min_atom_shift is a convergence criterion for the optimization. When the maximal atomic shift is less than the specified value, the optimization is finished regardless of the number of optimization cycles or function value and its change.

max_iterations is used to prevent a waste of CPU time in the optimization. When that many cycles are done, the optimization is finished regardless of the maximal atomic shift.

A summary of the optimization results is written to the log file after optimization, unless output contains string 'NO_REPORT'.

edat is an energy_data object containing objective function parameters. See section 6.3 for more information.

The scaling factors for the physical restraint types are given by schedule_scale.

It is useful in some simulations to be able to set energy_data.contact_shell to something large (e.g., 8Å) and energy_data.update_dynamic to 999999.9, so that the pairs list is prepared only at the beginning of the optimization.

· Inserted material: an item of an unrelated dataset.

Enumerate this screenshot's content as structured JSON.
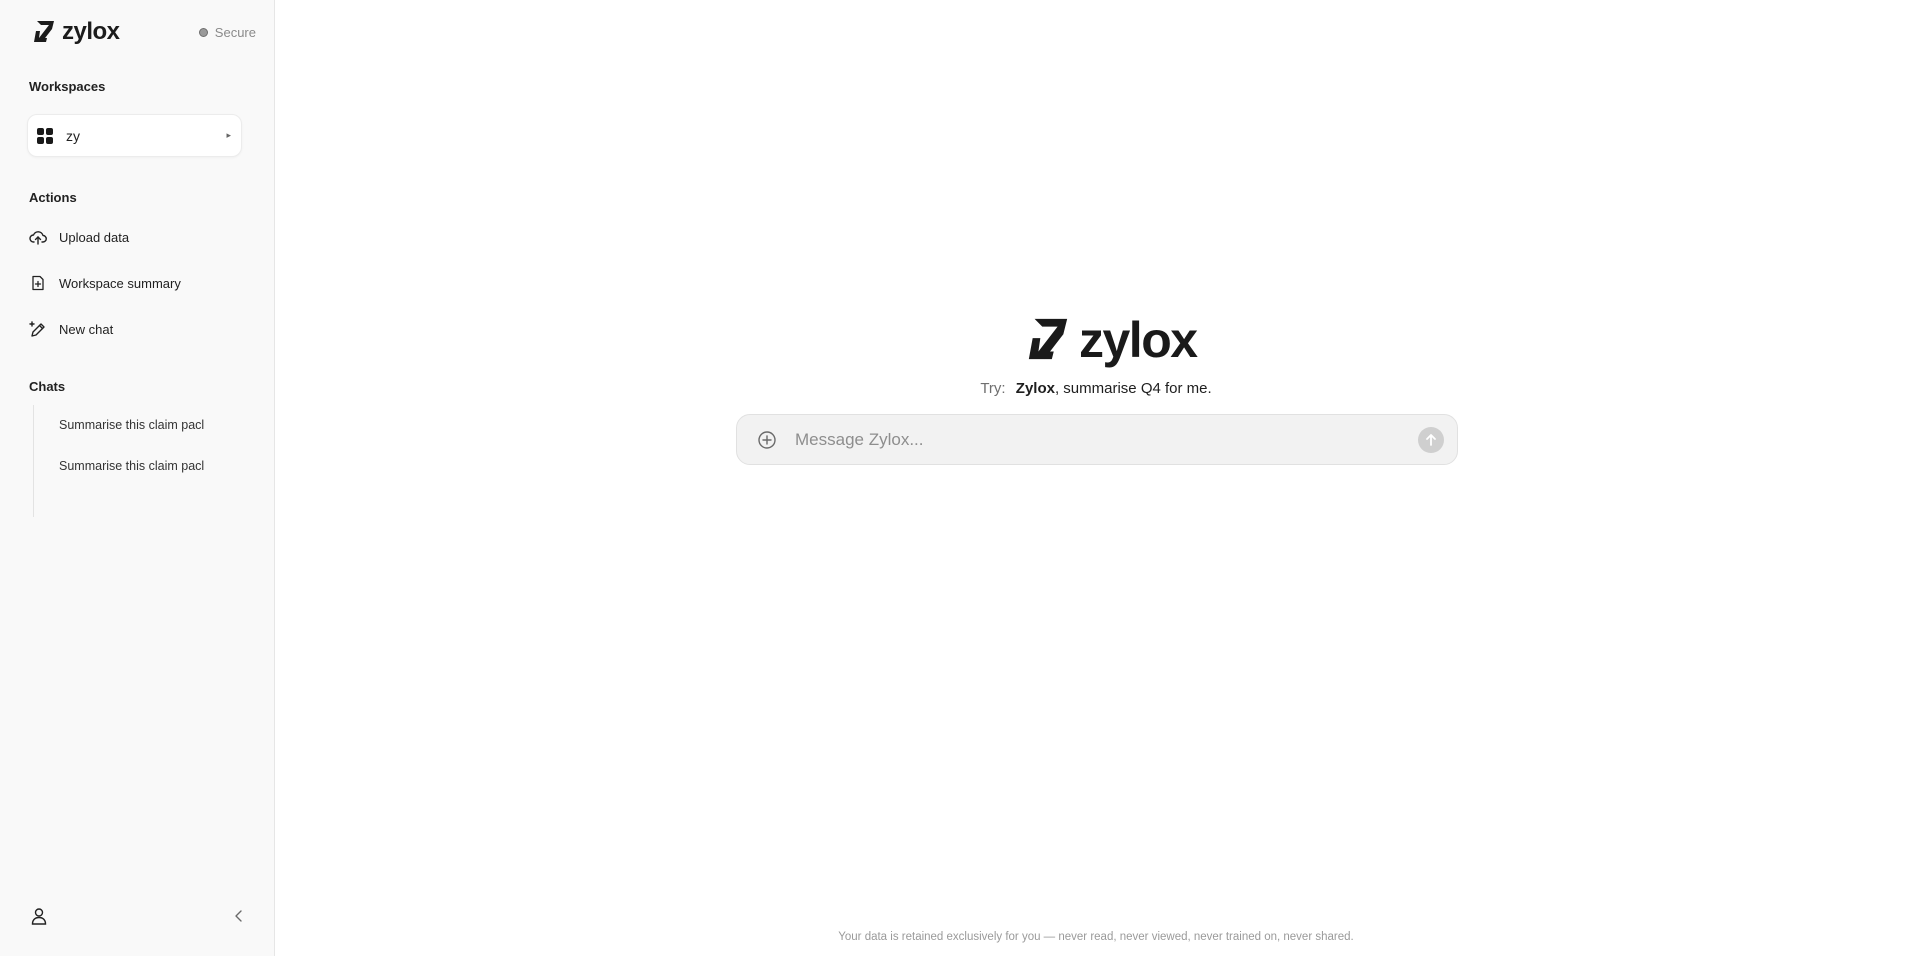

However, you have to make sure that the potential energy is not invisibly pumped into the system by making contacts that are not on the list of non-bonded pairs (see below).

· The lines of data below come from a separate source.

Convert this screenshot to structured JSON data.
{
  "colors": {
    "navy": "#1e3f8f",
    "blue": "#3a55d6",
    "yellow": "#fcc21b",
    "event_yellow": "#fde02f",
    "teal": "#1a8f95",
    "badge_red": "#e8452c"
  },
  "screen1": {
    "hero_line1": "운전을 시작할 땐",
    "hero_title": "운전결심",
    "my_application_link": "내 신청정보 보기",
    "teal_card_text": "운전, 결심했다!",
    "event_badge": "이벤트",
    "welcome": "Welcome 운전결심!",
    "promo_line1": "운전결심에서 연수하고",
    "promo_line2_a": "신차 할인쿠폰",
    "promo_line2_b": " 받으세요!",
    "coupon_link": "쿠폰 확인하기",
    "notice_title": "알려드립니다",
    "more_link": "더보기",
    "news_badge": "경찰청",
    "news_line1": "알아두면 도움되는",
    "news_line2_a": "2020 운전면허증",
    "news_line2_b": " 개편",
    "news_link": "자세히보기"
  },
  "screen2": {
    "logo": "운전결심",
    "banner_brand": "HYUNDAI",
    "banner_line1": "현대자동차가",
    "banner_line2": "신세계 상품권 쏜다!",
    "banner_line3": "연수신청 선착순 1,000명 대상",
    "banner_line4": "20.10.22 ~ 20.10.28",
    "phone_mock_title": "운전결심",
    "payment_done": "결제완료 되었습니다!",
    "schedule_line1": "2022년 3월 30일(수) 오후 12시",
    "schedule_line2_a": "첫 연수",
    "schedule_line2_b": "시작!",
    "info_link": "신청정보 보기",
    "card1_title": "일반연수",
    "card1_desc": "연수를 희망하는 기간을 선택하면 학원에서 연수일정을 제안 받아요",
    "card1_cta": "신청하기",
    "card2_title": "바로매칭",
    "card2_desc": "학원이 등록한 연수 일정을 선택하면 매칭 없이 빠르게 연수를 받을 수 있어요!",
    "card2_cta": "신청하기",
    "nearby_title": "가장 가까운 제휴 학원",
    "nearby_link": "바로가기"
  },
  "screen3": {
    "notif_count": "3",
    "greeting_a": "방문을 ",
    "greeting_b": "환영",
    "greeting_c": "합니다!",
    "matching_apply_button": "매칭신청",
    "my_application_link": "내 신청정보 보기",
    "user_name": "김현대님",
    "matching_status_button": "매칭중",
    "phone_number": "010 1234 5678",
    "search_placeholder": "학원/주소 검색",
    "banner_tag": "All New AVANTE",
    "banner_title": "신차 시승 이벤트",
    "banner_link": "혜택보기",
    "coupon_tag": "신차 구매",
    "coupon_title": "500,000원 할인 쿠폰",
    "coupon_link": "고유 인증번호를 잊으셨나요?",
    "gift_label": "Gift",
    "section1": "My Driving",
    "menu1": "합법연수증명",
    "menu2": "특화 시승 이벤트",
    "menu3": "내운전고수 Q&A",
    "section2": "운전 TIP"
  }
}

residue_span_range determines what atom pairs can possibly occur in the non-bonded atom pairs list used for dynamic restraints (see Section 5.3).

The optimize method, when called, returns molpdf, the value of the objective function at the end of optimization. An exception is raised if optimization is aborted because dynamic restraints could not be calculated as a result of a system being too large. It is up to the calling script to ensure that sensible action is taken; e.g., skipping the rest of modeling for the model that resulted in an impossible function evaluation. This option is useful when calculating several independent models and you do not want one bad model to abort the whole calculation. A probable reason for an interrupted optimization is that it was far from convergence by the time the calculation of dynamic restraints was first requested. Two possible solutions are: (1) optimize more thoroughly (i.e. slowly) and (2) use a different contact pairs routine (set energy_data.nlogn_use = 9999).

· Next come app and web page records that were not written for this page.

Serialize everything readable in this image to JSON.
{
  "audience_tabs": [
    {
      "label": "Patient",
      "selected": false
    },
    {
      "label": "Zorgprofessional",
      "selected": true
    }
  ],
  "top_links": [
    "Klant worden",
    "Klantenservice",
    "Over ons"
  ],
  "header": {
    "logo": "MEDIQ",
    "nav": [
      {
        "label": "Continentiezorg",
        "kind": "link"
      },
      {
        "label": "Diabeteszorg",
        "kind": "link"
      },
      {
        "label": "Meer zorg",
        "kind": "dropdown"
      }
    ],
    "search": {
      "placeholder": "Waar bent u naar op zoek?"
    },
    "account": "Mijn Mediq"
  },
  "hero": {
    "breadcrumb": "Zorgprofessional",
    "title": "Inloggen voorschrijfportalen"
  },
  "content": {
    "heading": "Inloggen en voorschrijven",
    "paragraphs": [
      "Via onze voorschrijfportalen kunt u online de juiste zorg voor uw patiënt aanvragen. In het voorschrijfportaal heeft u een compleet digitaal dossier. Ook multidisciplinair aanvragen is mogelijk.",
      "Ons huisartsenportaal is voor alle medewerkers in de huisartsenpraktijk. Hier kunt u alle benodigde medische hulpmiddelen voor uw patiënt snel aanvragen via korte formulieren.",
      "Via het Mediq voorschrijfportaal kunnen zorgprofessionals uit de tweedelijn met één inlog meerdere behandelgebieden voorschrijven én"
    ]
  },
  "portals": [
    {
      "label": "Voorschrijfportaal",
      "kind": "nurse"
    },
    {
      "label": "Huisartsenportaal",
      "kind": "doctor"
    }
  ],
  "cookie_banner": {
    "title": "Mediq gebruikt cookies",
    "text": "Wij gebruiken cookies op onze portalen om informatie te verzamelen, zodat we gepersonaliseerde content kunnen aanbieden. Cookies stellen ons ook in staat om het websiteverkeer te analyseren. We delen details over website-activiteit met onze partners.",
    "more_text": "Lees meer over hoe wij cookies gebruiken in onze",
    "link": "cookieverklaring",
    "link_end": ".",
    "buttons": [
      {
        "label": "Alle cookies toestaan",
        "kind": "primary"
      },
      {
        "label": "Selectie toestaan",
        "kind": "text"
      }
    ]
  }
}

If actions is set, it should be a list of periodic actions. Each is a Python object containing an action which is carried out periodically during the optimization, after every step. For example, actions.write_structure() can be used to write out a PDB file with structure snapshots during the run, while actions.trace() writes basic information about the optimization to a trace file. If multiple actions are given, they are run in the order they are given.

Example: examples/commands/

# Example for: conjugate_gradients(), molecular_dynamics(), model.switch_trace()

# This will optimize stereochemistry of a given model, including
# non-bonded contacts.

from modeller import *
from modeller.scripts import complete_pdb
from modeller.optimizers import conjugate_gradients, molecular_dynamics, actions

env = environ() = '../atom_files'
env.edat.dynamic_sphere = True'$(LIB)/top_heav.lib')'$(LIB)/par.lib')

code = '1fas'
mdl = complete_pdb(env, code)

# Select all atoms:
atmsel = selection(mdl)

# Generate the restraints:
mdl.restraints.make(atmsel, restraint_type='stereo', spline_on_site=False)

mpdf =

# Create optimizer objects and set defaults for all further optimizations
cg = conjugate_gradients(output='REPORT')
md = molecular_dynamics(output='REPORT')

# Open a file to get basic stats on each optimization
trcfil = file(code+'.D00000001', 'w')

# Run CG on the all-atom selection; write stats every 5 steps
cg.optimize(atmsel, max_iterations=20, actions=actions.trace(5, trcfil))
# Run MD; write out a PDB structure (called '1fas.D9999xxxx.pdb') every
# 10 steps during the run, and write stats every 10 steps
md.optimize(atmsel, temperature=300, max_iterations=50,
            actions=[actions.write_structure(10, code+'.D9999%04d.pdb'),
                     actions.trace(10, trcfil)])
# Finish off with some more CG, and write stats every 5 steps
cg.optimize(atmsel, max_iterations=20,
            actions=[actions.trace(5, trcfil)])

mpdf =


next up previous contents index
Next: quasi_newton() optimize Up: The optimizers module: optimization Previous: The optimizers module: optimization   Contents   Index
Ben Webb 2007-01-19